“It is clear that a significant amount of bipartisan effort went into this legislation, but, at the end of the day, the balance of this bill favors the dirty and dangerous fossil fuels of the past at a time when we need to move full speed ahead towards an economy powered by clean, renewable energy,” Pierce added.
House conference(s)For America’s mining sector, the most important stage of Energy Modernization Policy Act of 2016 may be its trip through the U.S. House of Representatives.
Murkowski and Cantwell have expressed a desire to conference with their colleagues in the House in order to get a bill to the President’s desk for signing.
Murkowski has been talking with House Energy and Commerce Chairman Fred Upton, R-Michigan, her counterpart on the other side of Capitol Hill, about conferencing S. 2012 with H.R. 8, a similar energy bill that passed the House largely along party lines.
In November, White House advisors said they would recommend a veto of H. R. 8 if it landed on the President’s desk in its current form. On the other hand, besides a few specific concerns with S. 2012, the Administration found the Senate energy bill more palatable than the House version.
“The Administration looks forward to working with the Congress to address these and other concerns as the bill (S. 2012) moves through the legislative process,” the White House said in a January statement.
NMA President Quinn would like the mineral sections of S. 2012 to be conferenced with H. R. 1937, a mining bill introduced by Rep. Mark Amodei, R-Nevada.

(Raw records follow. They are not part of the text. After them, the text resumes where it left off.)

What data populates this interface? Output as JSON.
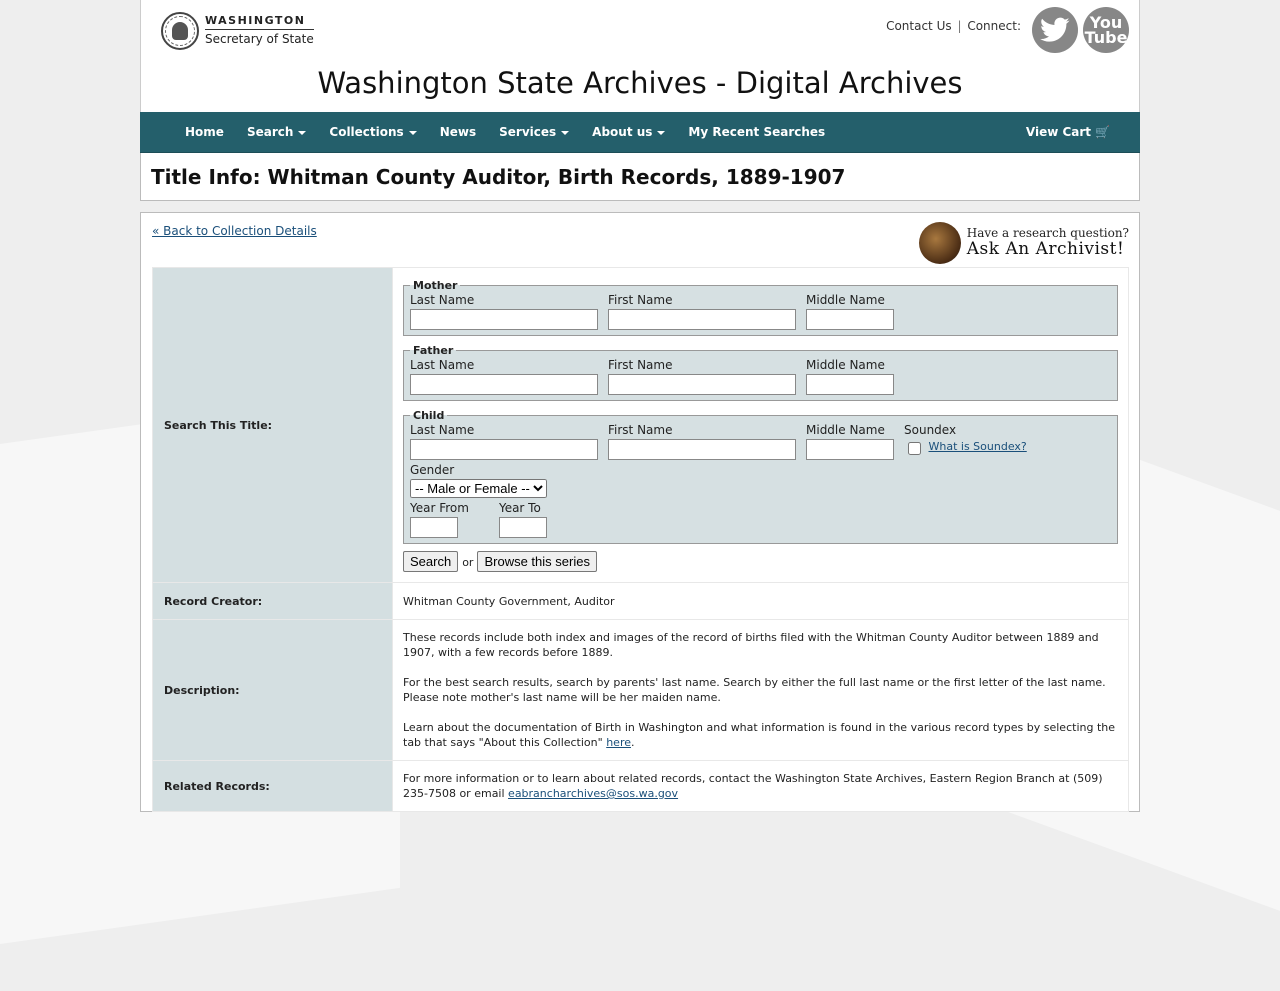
{
  "header": {
    "logo_top": "WASHINGTON",
    "logo_bottom": "Secretary of State",
    "contact_us": "Contact Us",
    "separator": "|",
    "connect": "Connect:",
    "youtube_label": "You Tube",
    "site_title": "Washington State Archives - Digital Archives"
  },
  "nav": {
    "items": [
      {
        "label": "Home",
        "dropdown": false
      },
      {
        "label": "Search",
        "dropdown": true
      },
      {
        "label": "Collections",
        "dropdown": true
      },
      {
        "label": "News",
        "dropdown": false
      },
      {
        "label": "Services",
        "dropdown": true
      },
      {
        "label": "About us",
        "dropdown": true
      },
      {
        "label": "My Recent Searches",
        "dropdown": false
      }
    ],
    "cart": "View Cart",
    "cart_icon": "🛒"
  },
  "title": "Title Info: Whitman County Auditor, Birth Records, 1889-1907",
  "content": {
    "back_link": "« Back to Collection Details",
    "ask_small": "Have a research question?",
    "ask_big": "Ask An Archivist!",
    "search_label": "Search This Title:",
    "mother": {
      "legend": "Mother",
      "last": "Last Name",
      "first": "First Name",
      "middle": "Middle Name"
    },
    "father": {
      "legend": "Father",
      "last": "Last Name",
      "first": "First Name",
      "middle": "Middle Name"
    },
    "child": {
      "legend": "Child",
      "last": "Last Name",
      "first": "First Name",
      "middle": "Middle Name",
      "soundex": "Soundex",
      "soundex_link": "What is Soundex?",
      "gender": "Gender",
      "gender_selected": "-- Male or Female --",
      "year_from": "Year From",
      "year_to": "Year To"
    },
    "search_button": "Search",
    "or": "or",
    "browse_button": "Browse this series",
    "record_creator_label": "Record Creator:",
    "record_creator_value": "Whitman County Government, Auditor",
    "description_label": "Description:",
    "description_p1": "These records include both index and images of the record of births filed with the Whitman County Auditor between 1889 and 1907, with a few records before 1889.",
    "description_p2": "For the best search results, search by parents' last name. Search by either the full last name or the first letter of the last name. Please note mother's last name will be her maiden name.",
    "description_p3": "Learn about the documentation of Birth in Washington and what information is found in the various record types by selecting the tab that says \"About this Collection\"",
    "description_here": "here",
    "description_end": ".",
    "related_label": "Related Records:",
    "related_text": "For more information or to learn about related records, contact the Washington State Archives, Eastern Region Branch at (509) 235-7508 or email",
    "related_email": "eabrancharchives@sos.wa.gov"
  }
}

This measure has passed the House on numerous occasions but has never gained traction in the Senate.
“We now call on Congress to build on this achievement and conference the Senate-passed minerals provisions with those included in H.R. 1937, the National Strategic and Critical Minerals Production Act, which passed the House for the fourth time last October,” he commented on the passage of the Senate energy legislation.
Amodei hopes his legislation, the National Strategic and Critical Minerals Production Act of 2015, will help America become less dependent on foreign countries such as China for minerals needed for its domestic security and economic wellbeing.
“It’s not hyperbole to say our national defense and way of life depend on mineral production,” Amodei upon the most recent House approval of the bill. “From military technology, such as aircraft and missiles used by service men and women to defend our country; to the cars, smartphones and televisions we use every day; to medication and medical supplies; they all contain strategic and critical minerals such as rare earth elements, as well as gold and silver, to name a few.”
To ensure the United States is more self-reliant for its strategic and critical minerals, H. R. 1937 aims to shorten the nation’s notoriously long permitting process.
“Our outdated and duplicative permitting process can last on average seven to 10 years, discouraging investment and jeopardizing the growth of downstream industries, technological innovation and supply-chain security,” explained Quinn.
S. 2012 also addresses key bottlenecks in the United States’ minerals supply chain by defining minerals critical and strategic to the United States’ security, economic, and energy needs and establishing timelines for the permitting process for such minerals.
Murkowski vowed to continue her collaborative efforts to ensure that her bipartisan energy bill advances through a conference with the House and becomes law before the end of this year.